The Legend of Allyn-a-Dale,
The Outlaws of Avalon, Book 3
Ever On Word
About the book:
Long ago: Hailed as heroes, killed as criminals, an extraordinary band of outlaws met their end in Sherwood Forest – all except the four who were supernaturally saved, and the one who did not exist. …Not yet.
Now: With Avalon Faire’s living legends finally free to move between the realms of magic and modernity, there’s no dream too fantastic to reach – including that kept alive by a secret society, awaiting only the right time, and the right minstrel, to rewrite history.
Just when the future seems brightest, the Merry Men find themselves thrust into the past, facing a second chance at the lives they might have lived … or the death they might not have the luck to cheat twice. For the otherworldly Allyn-a-Dale, it’s all in a day’s destiny. For an already struggling Will Scarlet, it’s a nightmare that may prove black enough to break him. And for the whole of the band, it’s anyone’s guess whether courage, cunning, and camaraderie can win out against their most infamous enemies: The Sheriff of Nottingham, Sir Guy of Gisborne, and – for once in eternity – Time.
I confess I’ve had this book since it came out.

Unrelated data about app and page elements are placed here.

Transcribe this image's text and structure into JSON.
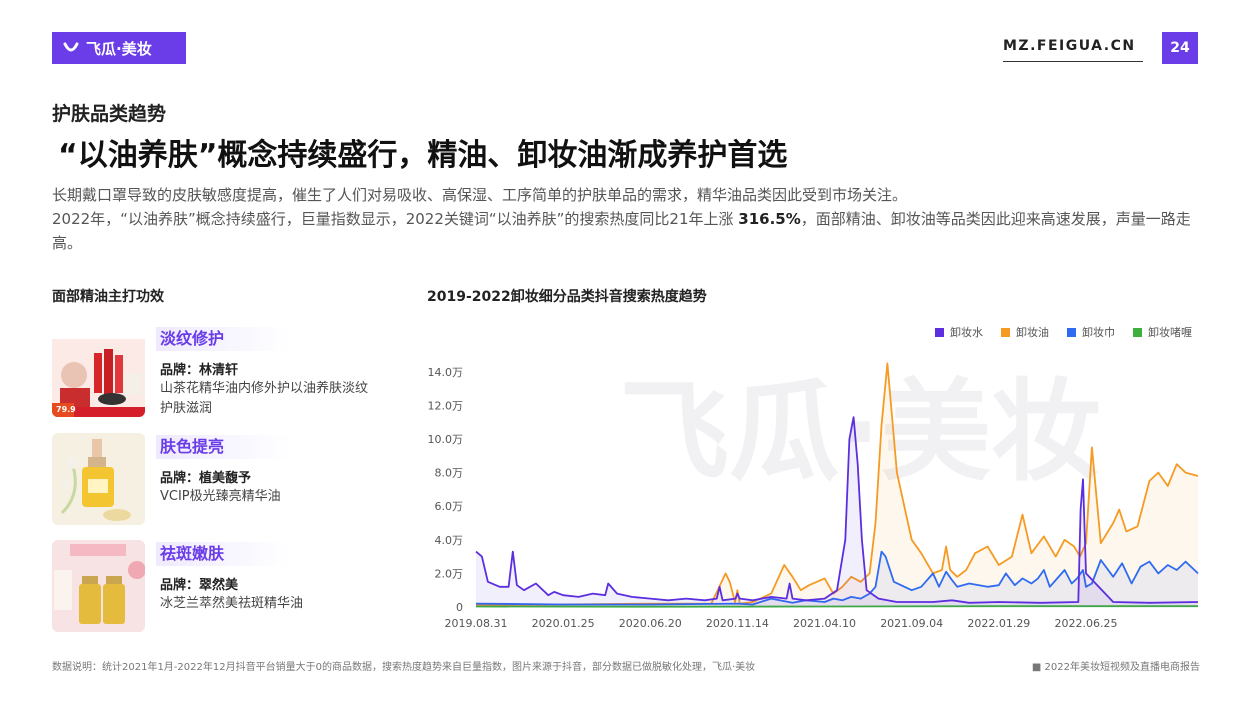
{
  "header": {
    "brand_label": "飞瓜·美妆",
    "site": "MZ.FEIGUA.CN",
    "page_number": "24",
    "accent_color": "#6a3de8"
  },
  "section_title": "护肤品类趋势",
  "headline": "“以油养肤”概念持续盛行，精油、卸妆油渐成养护首选",
  "intro": {
    "line1": "长期戴口罩导致的皮肤敏感度提高，催生了人们对易吸收、高保湿、工序简单的护肤单品的需求，精华油品类因此受到市场关注。",
    "line2_a": "2022年，“以油养肤”概念持续盛行，巨量指数显示，2022关键词“以油养肤”的搜索热度同比21年上涨 ",
    "line2_highlight": "316.5%",
    "line2_b": "，面部精油、卸妆油等品类因此迎来高速发展，声量一路走高。"
  },
  "left_panel": {
    "title": "面部精油主打功效",
    "cards": [
      {
        "effect": "淡纹修护",
        "brand": "品牌：林清轩",
        "product": "山茶花精华油内修外护以油养肤淡纹护肤滋润",
        "icon": "product-photo-red-bottles-icon",
        "thumb_text": "79.9"
      },
      {
        "effect": "肤色提亮",
        "brand": "品牌：植美馥予",
        "product": "VCIP极光臻亮精华油",
        "icon": "product-photo-dropper-bottle-icon"
      },
      {
        "effect": "祛斑嫩肤",
        "brand": "品牌：翠然美",
        "product": "冰芝兰萃然美祛斑精华油",
        "icon": "product-photo-gold-bottles-icon"
      }
    ]
  },
  "chart_data": {
    "type": "line",
    "title": "2019-2022卸妆细分品类抖音搜索热度趋势",
    "x_tick_labels": [
      "2019.08.31",
      "2020.01.25",
      "2020.06.20",
      "2020.11.14",
      "2021.04.10",
      "2021.09.04",
      "2022.01.29",
      "2022.06.25"
    ],
    "y_tick_labels": [
      "0",
      "2.0万",
      "4.0万",
      "6.0万",
      "8.0万",
      "10.0万",
      "12.0万",
      "14.0万"
    ],
    "ylim": [
      0,
      150000
    ],
    "x_range": [
      "2019.08.31",
      "2022.12.31"
    ],
    "grid": false,
    "legend_position": "top-right",
    "watermark": "飞瓜·美妆",
    "series": [
      {
        "name": "卸妆水",
        "color": "#5b2ee0",
        "x": [
          "2019.08.31",
          "2019.09.10",
          "2019.09.20",
          "2019.10.10",
          "2019.10.25",
          "2019.11.01",
          "2019.11.08",
          "2019.11.20",
          "2019.12.10",
          "2019.12.31",
          "2020.01.10",
          "2020.01.25",
          "2020.02.20",
          "2020.03.15",
          "2020.04.05",
          "2020.04.10",
          "2020.04.25",
          "2020.05.20",
          "2020.06.20",
          "2020.07.20",
          "2020.08.20",
          "2020.09.20",
          "2020.10.10",
          "2020.10.15",
          "2020.10.20",
          "2020.11.11",
          "2020.11.14",
          "2020.11.18",
          "2020.12.10",
          "2021.01.10",
          "2021.02.05",
          "2021.02.10",
          "2021.02.15",
          "2021.03.10",
          "2021.04.10",
          "2021.05.01",
          "2021.05.15",
          "2021.05.22",
          "2021.05.29",
          "2021.06.05",
          "2021.06.12",
          "2021.06.20",
          "2021.07.10",
          "2021.07.25",
          "2021.08.10",
          "2021.09.04",
          "2021.10.10",
          "2021.11.11",
          "2021.12.10",
          "2022.01.29",
          "2022.04.10",
          "2022.06.12",
          "2022.06.16",
          "2022.06.20",
          "2022.06.25",
          "2022.08.10",
          "2022.10.10",
          "2022.12.31"
        ],
        "values": [
          33000,
          30000,
          15000,
          12000,
          12000,
          33000,
          13000,
          10000,
          14000,
          7000,
          9000,
          7000,
          6000,
          8000,
          7000,
          14000,
          8000,
          6000,
          5000,
          4000,
          5000,
          4000,
          5000,
          12000,
          4000,
          5000,
          8000,
          5000,
          4000,
          6000,
          5000,
          14000,
          5000,
          4000,
          5000,
          10000,
          40000,
          100000,
          113000,
          85000,
          40000,
          10000,
          5000,
          4000,
          3000,
          3000,
          3000,
          4000,
          2500,
          3000,
          2500,
          3000,
          58000,
          76000,
          20000,
          3000,
          2500,
          3000
        ]
      },
      {
        "name": "卸妆油",
        "color": "#f59a23",
        "x": [
          "2019.08.31",
          "2020.06.20",
          "2020.10.01",
          "2020.10.25",
          "2020.11.01",
          "2020.11.10",
          "2020.11.14",
          "2020.11.18",
          "2020.12.10",
          "2021.01.10",
          "2021.02.01",
          "2021.02.15",
          "2021.03.01",
          "2021.03.15",
          "2021.04.10",
          "2021.04.25",
          "2021.05.10",
          "2021.05.25",
          "2021.06.10",
          "2021.06.25",
          "2021.07.05",
          "2021.07.15",
          "2021.07.25",
          "2021.08.10",
          "2021.09.04",
          "2021.09.20",
          "2021.10.10",
          "2021.10.25",
          "2021.11.01",
          "2021.11.08",
          "2021.11.20",
          "2021.12.05",
          "2021.12.20",
          "2022.01.10",
          "2022.01.29",
          "2022.02.20",
          "2022.03.10",
          "2022.03.25",
          "2022.04.15",
          "2022.05.05",
          "2022.05.20",
          "2022.06.05",
          "2022.06.15",
          "2022.06.25",
          "2022.07.05",
          "2022.07.20",
          "2022.08.10",
          "2022.08.20",
          "2022.09.01",
          "2022.09.20",
          "2022.10.10",
          "2022.10.25",
          "2022.11.10",
          "2022.11.25",
          "2022.12.10",
          "2022.12.31"
        ],
        "values": [
          1000,
          2000,
          2000,
          20000,
          15000,
          3000,
          10000,
          2000,
          3000,
          8000,
          25000,
          18000,
          10000,
          13000,
          17000,
          8000,
          12000,
          18000,
          15000,
          20000,
          50000,
          108000,
          145000,
          80000,
          40000,
          32000,
          20000,
          22000,
          36000,
          22000,
          18000,
          22000,
          32000,
          36000,
          25000,
          30000,
          55000,
          32000,
          42000,
          30000,
          40000,
          36000,
          30000,
          38000,
          95000,
          38000,
          50000,
          58000,
          45000,
          48000,
          75000,
          80000,
          72000,
          85000,
          80000,
          78000
        ]
      },
      {
        "name": "卸妆巾",
        "color": "#2f6bf0",
        "x": [
          "2019.08.31",
          "2020.01.25",
          "2020.06.20",
          "2020.11.14",
          "2020.12.10",
          "2021.01.10",
          "2021.02.15",
          "2021.03.10",
          "2021.04.10",
          "2021.04.25",
          "2021.05.10",
          "2021.05.25",
          "2021.06.10",
          "2021.06.25",
          "2021.07.05",
          "2021.07.15",
          "2021.07.22",
          "2021.08.05",
          "2021.09.04",
          "2021.09.20",
          "2021.10.10",
          "2021.10.20",
          "2021.11.01",
          "2021.11.11",
          "2021.11.20",
          "2021.12.10",
          "2022.01.10",
          "2022.01.29",
          "2022.02.10",
          "2022.02.25",
          "2022.03.10",
          "2022.03.25",
          "2022.04.05",
          "2022.04.15",
          "2022.04.25",
          "2022.05.05",
          "2022.05.20",
          "2022.06.01",
          "2022.06.10",
          "2022.06.20",
          "2022.06.25",
          "2022.07.05",
          "2022.07.20",
          "2022.08.10",
          "2022.08.25",
          "2022.09.10",
          "2022.09.25",
          "2022.10.10",
          "2022.10.25",
          "2022.11.10",
          "2022.11.25",
          "2022.12.10",
          "2022.12.31"
        ],
        "values": [
          2000,
          1500,
          1500,
          2000,
          1500,
          5000,
          2500,
          4000,
          3000,
          5000,
          4000,
          6000,
          5000,
          8000,
          12000,
          33000,
          30000,
          15000,
          10000,
          12000,
          20000,
          12000,
          21000,
          16000,
          12000,
          14000,
          12000,
          13000,
          20000,
          13000,
          17000,
          14000,
          17000,
          22000,
          12000,
          16000,
          22000,
          14000,
          17000,
          22000,
          12000,
          14000,
          28000,
          18000,
          26000,
          14000,
          24000,
          27000,
          20000,
          25000,
          22000,
          27000,
          20000
        ]
      },
      {
        "name": "卸妆啫喱",
        "color": "#3db03d",
        "x": [
          "2019.08.31",
          "2020.06.20",
          "2021.04.10",
          "2022.01.29",
          "2022.12.31"
        ],
        "values": [
          300,
          200,
          300,
          500,
          500
        ]
      }
    ]
  },
  "footer": {
    "note": "数据说明：统计2021年1月-2022年12月抖音平台销量大于0的商品数据，搜索热度趋势来自巨量指数，图片来源于抖音，部分数据已做脱敏化处理，飞瓜·美妆",
    "report": "■ 2022年美妆短视频及直播电商报告"
  }
}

I happened to be moving at the time, so I saved it. I’m also one of those readers who hates for a really good thing to come to an end, so I avoid beginnings. Tragic.
Shipley’s absolutely delightful balladeer’s skills make me want to sit at her feet around the fire pit at the Ren Faire while she strums her stringed whatever and shares her stories. This one, an addition to the accidental heroic cast of Sherwood Forest fame charmed into modern-day fey life, is everything readers of Arthurian fantasy love. Especially if you’re a huge music fan. I’m enthralled by music, but half the giddiness for me is that I know nothing about it, so Shipley’s adorable chapter, or set piece openings to establish the pace of the segment, add to the magic and way-coolness.
Our noble cast by this time have accepted their fates, more or less, and adapted to contemporary life, some better than others. As a late-comer. Allyn a-Dale has a few more ponderences than the others, namely, was the whole time travel thing his fault? And if so, how can he fix it? The story seems like it might come to an abrupt shrug when Merlin assures him he’ll die trying. But of course, that little tidbit of act is only a challenge to a group of modern day misfits who think it’s their business to “correct” the past. Just an aside, if you’ve ever wondered how time travel can reasonably happen, read this. It somehow makes perfect sense. Especially coming from Merlin.
Shipley’s turn of phrase takes a little getting used to, but I promise you’ll be ruined for reading and have to stop a lot and just flop back and think, “wow, love that,” too often the first time through. But that’s okay. Read it again for a grip on the story.
About the author: Danielle E. Shipley is the author of the Wilderhark Tales novellas, the novel Inspired, and several other expressions of wishful thinking. She has spent most of her life in the Chicago area and increasing amounts of time in Germany. She hopes to ultimately retire to a private immortal forest. But first, there are stories to make.